"You're not paranoid: your house really
If you've just bought a house, you may be able to relate
to a fascinating essay in Maya Angelou's book, Even the Stars
When Ms. Angelou moved into a designer house in California,
she says, nothing worked. Her pictures didn't look right on
the walls. Cakes fell in the oven and curtains fell off the
The house, she concluded, hated her. And it wasn't much consolation
to realize the house hated her husband, too.
What I want to know is, how could she tell?
Let's face it, most houses hate their new owners. They have
adapted to the rhythm of one family and resent being sold.
Like most cats that you rescue from the pound, your house
probably believes, "If I'd waited awhile, a better owner
would have come along. So I'm going to make this one's life
When you move
Those who are trained in modern research methods will be
skeptical, but there's plenty of evidence. Everyone knows

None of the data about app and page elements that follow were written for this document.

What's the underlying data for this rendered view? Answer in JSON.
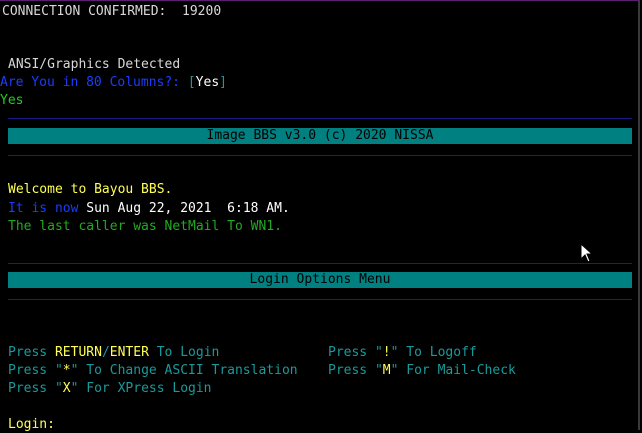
{
  "connection": {
    "label": "CONNECTION CONFIRMED:",
    "baud": "19200"
  },
  "detect": {
    "ansi": "ANSI/Graphics Detected",
    "columns_prompt": "Are You in 80 Columns?:",
    "bracket_open": "[",
    "default_answer": "Yes",
    "bracket_close": "]",
    "answer": "Yes"
  },
  "banner": {
    "title": "Image BBS v3.0 (c) 2020 NISSA"
  },
  "welcome": {
    "line": "Welcome to Bayou BBS.",
    "now_label": "It is now",
    "datetime": "Sun Aug 22, 2021  6:18 AM.",
    "last_caller": "The last caller was NetMail To WN1."
  },
  "menu": {
    "title": "Login Options Menu",
    "options": [
      {
        "pre": "Press ",
        "key": "RETURN",
        "sep": "/",
        "key2": "ENTER",
        "post": " To Login"
      },
      {
        "pre": "Press \"",
        "key": "!",
        "post": "\" To Logoff"
      },
      {
        "pre": "Press \"",
        "key": "*",
        "post": "\" To Change ASCII Translation"
      },
      {
        "pre": "Press \"",
        "key": "M",
        "post": "\" For Mail-Check"
      },
      {
        "pre": "Press \"",
        "key": "X",
        "post": "\" For XPress Login"
      }
    ]
  },
  "login": {
    "prompt": "Login:"
  },
  "colors": {
    "background": "#000000",
    "bar": "#008080",
    "rule": "#1a1a8a",
    "key_highlight": "#ffff55",
    "menu_text": "#1a9a9a"
  },
  "icons": {
    "cursor": "mouse-pointer-icon"
  }
}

what happens when you move into a new house.
"You'll see a lot of repair services in the first six
months," I was warned. "When a house hasn't changed

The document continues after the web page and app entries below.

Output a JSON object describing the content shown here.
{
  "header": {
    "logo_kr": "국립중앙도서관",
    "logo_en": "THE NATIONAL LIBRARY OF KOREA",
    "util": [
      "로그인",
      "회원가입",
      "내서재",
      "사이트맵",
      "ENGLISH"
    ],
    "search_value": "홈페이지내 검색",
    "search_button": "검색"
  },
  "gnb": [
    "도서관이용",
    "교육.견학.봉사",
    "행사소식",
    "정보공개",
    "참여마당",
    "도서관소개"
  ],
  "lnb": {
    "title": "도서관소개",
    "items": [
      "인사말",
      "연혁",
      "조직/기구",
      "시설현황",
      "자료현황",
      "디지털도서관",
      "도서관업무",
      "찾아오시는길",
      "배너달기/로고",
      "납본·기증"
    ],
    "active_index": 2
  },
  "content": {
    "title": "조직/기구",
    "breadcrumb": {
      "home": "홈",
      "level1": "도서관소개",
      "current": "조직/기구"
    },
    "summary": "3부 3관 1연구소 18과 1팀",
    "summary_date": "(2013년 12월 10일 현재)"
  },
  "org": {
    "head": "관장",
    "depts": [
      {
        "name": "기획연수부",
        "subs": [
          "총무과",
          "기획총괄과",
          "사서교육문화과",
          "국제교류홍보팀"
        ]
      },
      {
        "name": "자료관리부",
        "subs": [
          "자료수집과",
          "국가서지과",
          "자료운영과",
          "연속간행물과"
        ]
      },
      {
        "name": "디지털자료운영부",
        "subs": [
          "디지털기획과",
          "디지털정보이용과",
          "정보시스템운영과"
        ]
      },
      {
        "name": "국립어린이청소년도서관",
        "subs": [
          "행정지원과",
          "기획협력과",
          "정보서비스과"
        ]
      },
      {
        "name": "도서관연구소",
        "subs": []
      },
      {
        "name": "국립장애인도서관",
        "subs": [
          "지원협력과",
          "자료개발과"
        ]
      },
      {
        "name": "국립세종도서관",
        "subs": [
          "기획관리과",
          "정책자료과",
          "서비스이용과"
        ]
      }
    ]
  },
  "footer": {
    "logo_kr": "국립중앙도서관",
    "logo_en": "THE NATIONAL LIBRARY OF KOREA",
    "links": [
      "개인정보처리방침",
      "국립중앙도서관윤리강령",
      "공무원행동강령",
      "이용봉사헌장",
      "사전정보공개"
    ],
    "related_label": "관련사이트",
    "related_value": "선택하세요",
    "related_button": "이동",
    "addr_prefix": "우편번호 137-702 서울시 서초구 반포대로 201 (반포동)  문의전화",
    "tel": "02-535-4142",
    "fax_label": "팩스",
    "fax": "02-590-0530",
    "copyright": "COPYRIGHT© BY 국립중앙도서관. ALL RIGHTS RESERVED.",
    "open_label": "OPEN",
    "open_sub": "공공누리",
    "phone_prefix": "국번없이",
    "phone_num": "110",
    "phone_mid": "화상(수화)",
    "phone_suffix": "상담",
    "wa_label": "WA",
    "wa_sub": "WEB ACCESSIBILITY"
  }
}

hands in five years or more, lots of little things will happen
when you move in."
Now, you'll notice this doesn't happen when you rent a house
or apartment. Some friends of mine rented a house while they
saved to buy their own property.
For two years, the refrigerator purred and the air conditioner
hummed contentedly. The plumbing flowed silently and the insect
life remained hidden. Encouraged ("see, a house isn't
so bad after all!") they took the plunge and bought their
I'd like to say they're doing great but in fact they've dropped
out of sight. They can't take phone calls any more. "Sorry,
we can't tie up this line. We're holding the phone open till
we hear from the handyman..." Or the pest control guy,
or the electrician. They considered Call Waiting but were
afraid to jinx the only object in the house that seemed to
If you seem particularly gullible, (e.g., the house senses
that you're new to this game), your appliances may join the
fun. I am absolutely positive the once-faithful refrigerator
sent out a message: "How about this, guys. Let's really
confuse everybody. I'll put out a leak, send the water over
to the sink, and they'll think it's a big pipe in the wall.
After they've poked a few holes they'll realize it's time
to wake up that sleeping repairman!"
And one day my security system kept getting an "Open
Door" signal even when the door was firmly locked. The
tech found nothing wrong and it never happened again.
My lawn service person knew how to work the system: Let Them
Know Who's Boss. After he cut back the hedges and pulled some
over-aggressive vines, the bushes stopped sulking and started
putting out nice flowers. They knew what would happen if they
Making Peace with the House
Soon you've emptied your bank account to create a peace offering
-- a new floor or a paint job or a screen door.
"Every so often," I'm told, "you even get thirty
days with no service calls. But after six months or so, the
house gets bored and it'll start all over again."
One thing is certain. In your house's "Lose the Owner"
contest, there's one simple rule. Whoever costs the most,
|Cathy Goodwin, Ph.D. is an author, career coach, and
speaker. She works with mid-career professionals who want to make a fast
move to career freedom. Visit her site http://www.movinglady.com
or call 505-534-4294.